Also if a student stated that she wanted to be a Fellow purely for the academic experience of learning about international politics and global development, but that student stated in her application that she had no interest in doing an internship, she would certainly be rejected from the program. The Institute cannot provide the academic experience it claims to while also insisting upon the primacy of the internship, instructing the Fellows to dress in professional attire, and requiring that they accept United Nations Millennium Development goals as starting premises.
The Albright Institute seems to be a natural outgrowth of Wellesley’s increasing anxiety about its own relevance, as both a women’s college and a liberal arts college, in the 21st century. Wellesley must not only justify itself as a sound investment for students in an environment where the costs of higher education are skyrocketing and jobs are scarce; it must also justify itself as a women’s college and fend off attacks about the relevance of single-sex education.
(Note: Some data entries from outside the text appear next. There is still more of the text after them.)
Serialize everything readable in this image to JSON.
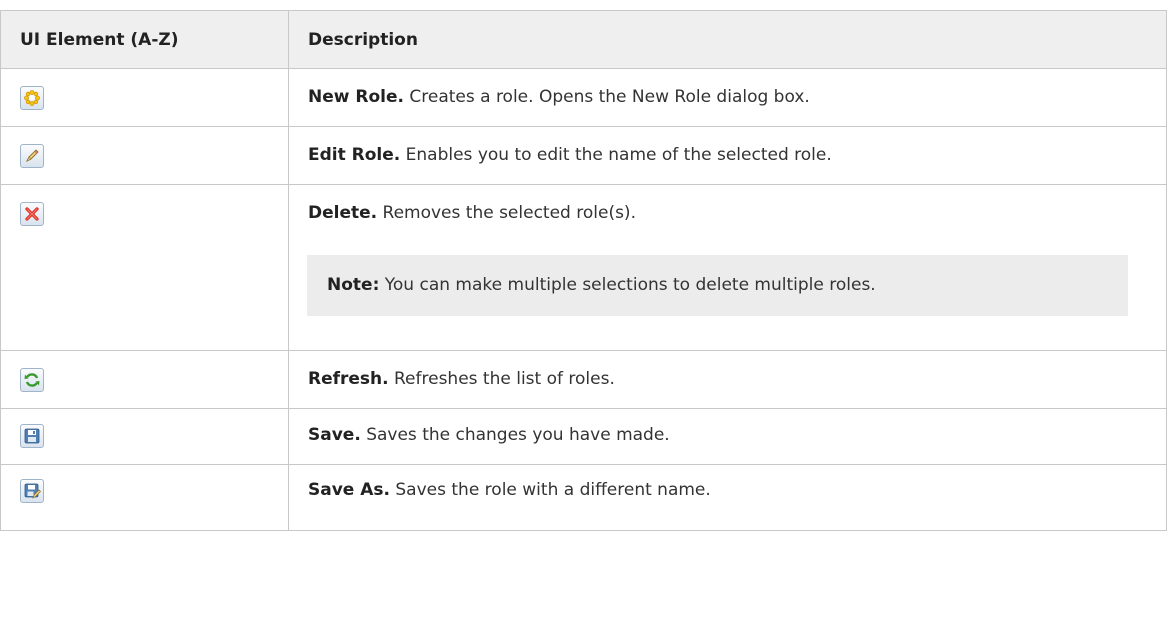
{
  "table": {
    "headers": {
      "element": "UI Element (A-Z)",
      "description": "Description"
    },
    "rows": [
      {
        "icon": "new-role-icon",
        "term": "New Role.",
        "text": " Creates a role. Opens the New Role dialog box."
      },
      {
        "icon": "edit-role-icon",
        "term": "Edit Role.",
        "text": " Enables you to edit the name of the selected role."
      },
      {
        "icon": "delete-icon",
        "term": "Delete.",
        "text": " Removes the selected role(s).",
        "note": {
          "label": "Note:",
          "text": " You can make multiple selections to delete multiple roles."
        }
      },
      {
        "icon": "refresh-icon",
        "term": "Refresh.",
        "text": " Refreshes the list of roles."
      },
      {
        "icon": "save-icon",
        "term": "Save.",
        "text": " Saves the changes you have made."
      },
      {
        "icon": "save-as-icon",
        "term": "Save As.",
        "text": " Saves the role with a different name."
      }
    ]
  }
}
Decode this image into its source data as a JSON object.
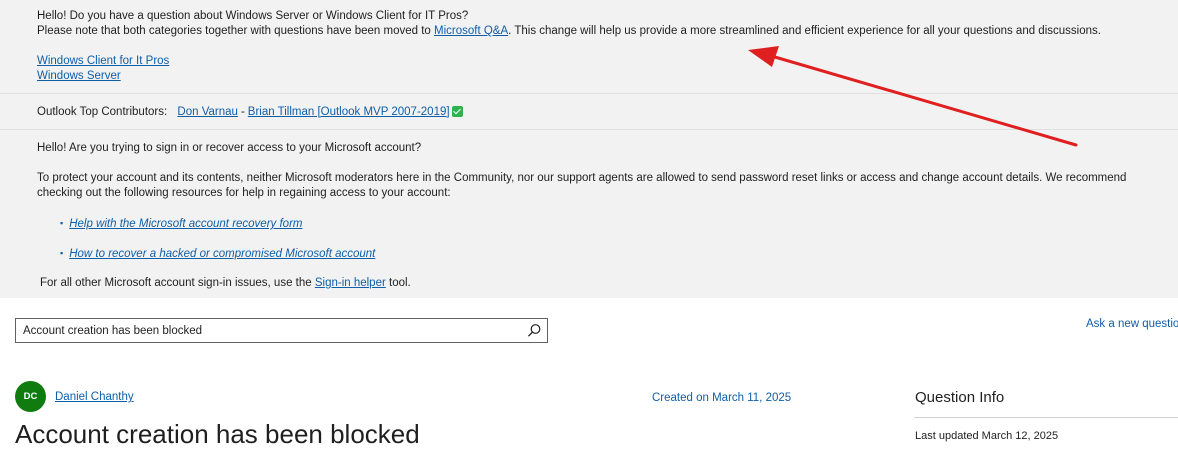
{
  "banner": {
    "intro_line1": "Hello! Do you have a question about Windows Server or Windows Client for IT Pros?",
    "intro_line2_before": "Please note that both categories together with questions have been moved to ",
    "intro_link": "Microsoft Q&A",
    "intro_line2_after": ". This change will help us provide a more streamlined and efficient experience for all your questions and discussions.",
    "category_links": [
      "Windows Client for It Pros",
      "Windows Server"
    ],
    "contributors_label": "Outlook Top Contributors:",
    "contributors": [
      "Don Varnau",
      "Brian Tillman [Outlook MVP 2007-2019]"
    ],
    "contributor_sep": "-",
    "signin_question": "Hello! Are you trying to sign in or recover access to your Microsoft account?",
    "protect_text": "To protect your account and its contents, neither Microsoft moderators here in the Community, nor our support agents are allowed to send password reset links or access and change account details. We recommend checking out the following resources for help in regaining access to your account:",
    "resources": [
      "Help with the Microsoft account recovery form",
      "How to recover a hacked or compromised Microsoft account"
    ],
    "other_before": "For all other Microsoft account sign-in issues, use the ",
    "other_link": "Sign-in helper",
    "other_after": " tool."
  },
  "search": {
    "value": "Account creation has been blocked"
  },
  "ask_link": "Ask a new question",
  "post": {
    "avatar_initials": "DC",
    "author": "Daniel Chanthy",
    "created": "Created on March 11, 2025",
    "title": "Account creation has been blocked"
  },
  "info": {
    "heading": "Question Info",
    "updated": "Last updated March 12, 2025"
  },
  "colors": {
    "link": "#0f5ea8",
    "avatar_bg": "#107c10",
    "annotation_arrow": "#e02020",
    "verified_badge": "#2fb24c"
  },
  "icons": {
    "search": "search-icon",
    "verified": "verified-check-icon"
  }
}
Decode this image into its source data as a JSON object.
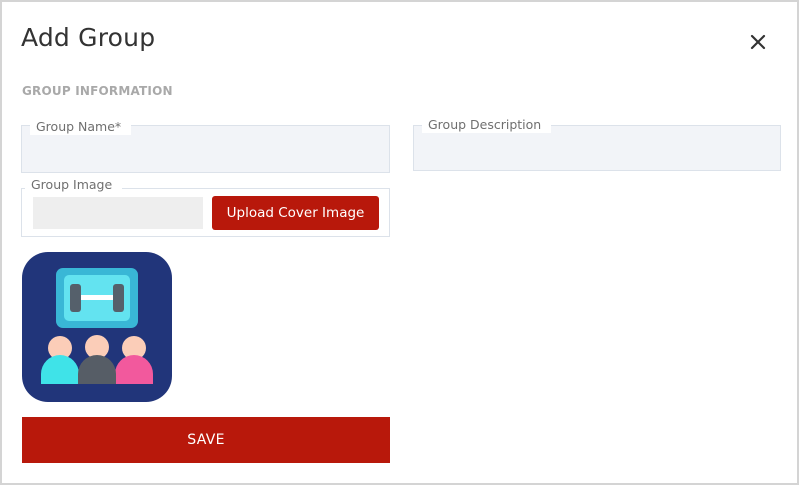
{
  "dialog": {
    "title": "Add Group",
    "close_icon": "close-icon"
  },
  "section": {
    "title": "GROUP INFORMATION"
  },
  "fields": {
    "group_name": {
      "label": "Group Name*",
      "value": ""
    },
    "group_description": {
      "label": "Group Description",
      "value": ""
    },
    "group_image": {
      "label": "Group Image",
      "file_value": ""
    }
  },
  "upload": {
    "button_label": "Upload Cover Image"
  },
  "image": {
    "icon": "group-meeting-icon"
  },
  "actions": {
    "save_label": "SAVE"
  },
  "colors": {
    "accent": "#b8180b",
    "field_bg": "#f2f4f8",
    "image_bg": "#21357a"
  }
}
However, the way Wellesley has chosen to alleviate these anxieties is problematic for its identity as a liberal arts college. Wellesley has chosen to brand itself as an incubator – or a “laboratory,” as the Albright Institute describes itself – for women to develop the skills and confidence to succeed in a “man’s world.” While this goal might appear banal, if not laudable, to the majority of Wellesley students and alumnae, it induces a troubling temporal shift: a Wellesley education isn’t important for what happens while you experience it but for what happens after you graduate. Our motto – “women who will make a difference in the world” – emphasizes the future, who you will become, and what type of career you will have, all while pushing out of sight the true joy of academia: learning in the moment and for its own sake.
It is possible, however, to imagine an Albright Institute that isn’t in tension with a critical, intellectual spirit. If the Albright Institute offered alternatives to the internship — maybe if it allowed students to write papers or perform independent research instead – it would feel much less hostile to liberal arts values. It also goes without saying that a less pre-professional Albright Institute need not require Fellows to adopt a blatantly professional dress code, such as the “dress for success” uniforms of the inaugural class of Fellows. The Institute could also reject the United Nations Millennium Development Goals as starting premises, or at least build rigorous critiques of those goals — and of the United Nations itself — into the curriculum of the Institute. I might also include seminars that were more critical of global development itself, perhaps offering some discussion of the problems with neoliberalism and paternalism, and possibly introducing some critiques of capitalism.
Would this revised Albright Institute get funding? I’m not sure. However, what I am certain about is that if Wellesley has not completely lost sight of its identity as a liberal arts institution, we need to end our sycophantic praise of the Albright Institute and reconsider whether the Institute, as it exists today, is truly in alignment with Wellesley’s intellectual values.
-Hailey Huget ‘10